The 'Agricapital' group was set up after a couple of talks in Science & Socialism Discussions. See 'Beginnings' Afterwards a group of scientists met up to try and make sense of the what was happening in food and farming research, and how that was affected by capitalism. The group were interested to try and work out what pressures were on scientists in food and farming that influenced their work; while at the same time scientists thought they were being 'objective' and 'independent' We believed that we need to understand those pressures in order to be more objective. Rather then pretend they aren't there.
As agricultural scientists we had been bought up to help feed the world. So it's a bit of a shocker to realise we tend to produce too much food all the time. History is littered with the problem. How to make money out of growing stuff? Especially when you do well. Except then food price plummets. As with any good harvest.The problem for capital is not how to grow foodstuffs, but how to make money. The problem for agri-scientists was and is to do the farming best for humanity. What do we do?
Once established in London, a Northern version of the group also emerged, and there were several offshoots - one called London Agricaptial. The Agricapital Group was seen recently by Food Commission as the forerunner of all the 'politics of food' groups that have emerged since. Certainly a lot of key characters in todays' debates were in the Agricapital group.
The term 'agricapital' refers to how capital in agriculture develops. In the UK capital has tended to develop off the land, rather than on it. This analysis turned out to be very true, as research in agriculture and horticulture over the last 25 years has been virtiually killed off. Any remaining science is carried out in the labarotories and called 'Life science', while 'Land science' is non-existant. See 'What is going on at Wellesbourne?' - the closure of the one of the last publicly funded research stations left in UK.
These pages cover what the Agricapital Group did in the mid 1970's. Report in Food Policy
We are collecting material produced by the Agricapital Group and various offshoots. Here we are just trying to present the materials as they were written 35 years ago. The two main documents produced were - a special issue of Science for People called 'Food,Farming Finance' and a pamphlet called "Our Daily Bread", now known as "The Bread Pamphlet". However, Associated British Foods didnt like it, serving us with a writ, saying they "didn’t altogether agree with our analysis of the British Bread industry, in particular the description of work hazards in the bakeries” See article (AgricapitalPart1) below for details

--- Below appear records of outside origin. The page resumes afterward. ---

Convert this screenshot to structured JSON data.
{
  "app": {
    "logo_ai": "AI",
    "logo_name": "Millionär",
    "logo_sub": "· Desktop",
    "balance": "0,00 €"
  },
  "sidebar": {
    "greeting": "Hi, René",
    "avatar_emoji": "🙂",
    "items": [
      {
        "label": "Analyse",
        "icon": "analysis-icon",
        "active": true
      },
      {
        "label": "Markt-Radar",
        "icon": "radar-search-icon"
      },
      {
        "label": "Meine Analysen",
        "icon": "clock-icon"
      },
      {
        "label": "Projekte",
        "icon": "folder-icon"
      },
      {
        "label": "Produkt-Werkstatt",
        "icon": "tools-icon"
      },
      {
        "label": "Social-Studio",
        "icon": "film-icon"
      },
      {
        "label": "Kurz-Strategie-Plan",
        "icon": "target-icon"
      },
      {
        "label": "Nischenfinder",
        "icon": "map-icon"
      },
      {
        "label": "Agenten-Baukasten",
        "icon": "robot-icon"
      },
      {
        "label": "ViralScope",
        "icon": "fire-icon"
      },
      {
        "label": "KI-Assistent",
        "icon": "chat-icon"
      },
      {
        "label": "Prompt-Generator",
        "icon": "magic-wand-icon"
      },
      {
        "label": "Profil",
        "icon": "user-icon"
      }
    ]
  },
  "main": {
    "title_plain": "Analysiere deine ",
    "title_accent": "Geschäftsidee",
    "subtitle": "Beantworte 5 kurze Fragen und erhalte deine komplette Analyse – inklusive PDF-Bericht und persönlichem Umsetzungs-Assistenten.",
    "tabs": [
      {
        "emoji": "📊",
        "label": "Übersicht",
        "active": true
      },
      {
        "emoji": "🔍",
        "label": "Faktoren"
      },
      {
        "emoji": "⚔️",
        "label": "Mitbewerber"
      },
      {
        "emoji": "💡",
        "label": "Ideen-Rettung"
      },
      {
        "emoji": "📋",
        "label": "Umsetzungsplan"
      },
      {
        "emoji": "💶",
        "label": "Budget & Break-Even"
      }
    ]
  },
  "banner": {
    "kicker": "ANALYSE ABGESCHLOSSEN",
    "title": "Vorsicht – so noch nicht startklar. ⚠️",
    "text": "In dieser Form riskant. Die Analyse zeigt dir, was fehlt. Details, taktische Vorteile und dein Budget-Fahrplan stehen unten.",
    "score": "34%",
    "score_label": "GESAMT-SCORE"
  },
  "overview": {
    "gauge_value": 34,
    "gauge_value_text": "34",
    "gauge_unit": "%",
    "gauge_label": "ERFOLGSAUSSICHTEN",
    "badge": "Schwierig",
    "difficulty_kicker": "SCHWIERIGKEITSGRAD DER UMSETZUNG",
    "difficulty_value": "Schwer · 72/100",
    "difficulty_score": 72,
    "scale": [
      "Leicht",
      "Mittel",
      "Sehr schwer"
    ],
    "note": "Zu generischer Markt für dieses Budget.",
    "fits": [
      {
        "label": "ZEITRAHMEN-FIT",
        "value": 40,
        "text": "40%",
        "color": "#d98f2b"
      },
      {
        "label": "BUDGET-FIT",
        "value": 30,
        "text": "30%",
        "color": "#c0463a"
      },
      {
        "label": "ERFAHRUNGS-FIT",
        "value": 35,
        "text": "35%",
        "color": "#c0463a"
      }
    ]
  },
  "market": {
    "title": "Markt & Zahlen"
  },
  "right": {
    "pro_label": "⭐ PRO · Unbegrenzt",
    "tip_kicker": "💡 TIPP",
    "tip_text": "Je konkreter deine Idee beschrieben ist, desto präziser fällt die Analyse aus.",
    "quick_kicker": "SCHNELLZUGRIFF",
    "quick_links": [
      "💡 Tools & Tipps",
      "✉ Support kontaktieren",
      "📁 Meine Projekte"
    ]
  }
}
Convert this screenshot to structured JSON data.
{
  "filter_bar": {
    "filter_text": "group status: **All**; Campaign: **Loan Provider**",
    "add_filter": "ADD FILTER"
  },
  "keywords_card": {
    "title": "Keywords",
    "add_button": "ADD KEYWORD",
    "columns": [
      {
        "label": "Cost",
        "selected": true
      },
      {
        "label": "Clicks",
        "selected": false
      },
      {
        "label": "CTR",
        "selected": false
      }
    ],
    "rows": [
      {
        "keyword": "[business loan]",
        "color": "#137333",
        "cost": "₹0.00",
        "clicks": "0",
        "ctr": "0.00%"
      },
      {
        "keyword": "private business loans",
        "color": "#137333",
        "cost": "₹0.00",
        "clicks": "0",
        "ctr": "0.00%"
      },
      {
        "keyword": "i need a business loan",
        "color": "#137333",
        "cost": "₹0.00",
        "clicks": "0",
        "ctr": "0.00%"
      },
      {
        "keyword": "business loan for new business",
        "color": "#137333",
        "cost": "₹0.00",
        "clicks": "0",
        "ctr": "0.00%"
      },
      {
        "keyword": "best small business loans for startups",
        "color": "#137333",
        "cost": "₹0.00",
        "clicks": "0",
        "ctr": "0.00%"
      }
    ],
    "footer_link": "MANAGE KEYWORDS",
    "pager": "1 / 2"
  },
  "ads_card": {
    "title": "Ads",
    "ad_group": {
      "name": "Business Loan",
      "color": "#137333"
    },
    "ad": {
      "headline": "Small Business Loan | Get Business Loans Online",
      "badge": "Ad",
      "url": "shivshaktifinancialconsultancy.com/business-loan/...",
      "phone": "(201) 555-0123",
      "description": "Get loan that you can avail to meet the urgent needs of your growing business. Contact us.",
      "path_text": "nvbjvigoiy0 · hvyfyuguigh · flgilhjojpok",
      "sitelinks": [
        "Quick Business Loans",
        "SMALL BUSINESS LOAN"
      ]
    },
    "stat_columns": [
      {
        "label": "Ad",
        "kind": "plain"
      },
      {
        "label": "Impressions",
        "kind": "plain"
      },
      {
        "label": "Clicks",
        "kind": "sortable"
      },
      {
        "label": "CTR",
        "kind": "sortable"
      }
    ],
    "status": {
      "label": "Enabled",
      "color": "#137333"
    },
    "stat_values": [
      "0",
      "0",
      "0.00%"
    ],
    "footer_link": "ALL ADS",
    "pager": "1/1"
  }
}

There was also a London Agricapital group, that picked up some time after the Bread pamphlet. Two of us are writing an article on the group for a forthcoming special edition of Science and Culture. Part 1 (draft) is attached below In the file, along with an article written by Tim Lang following on from Agricpaital into other groups in the 80's&90's..see Going Public'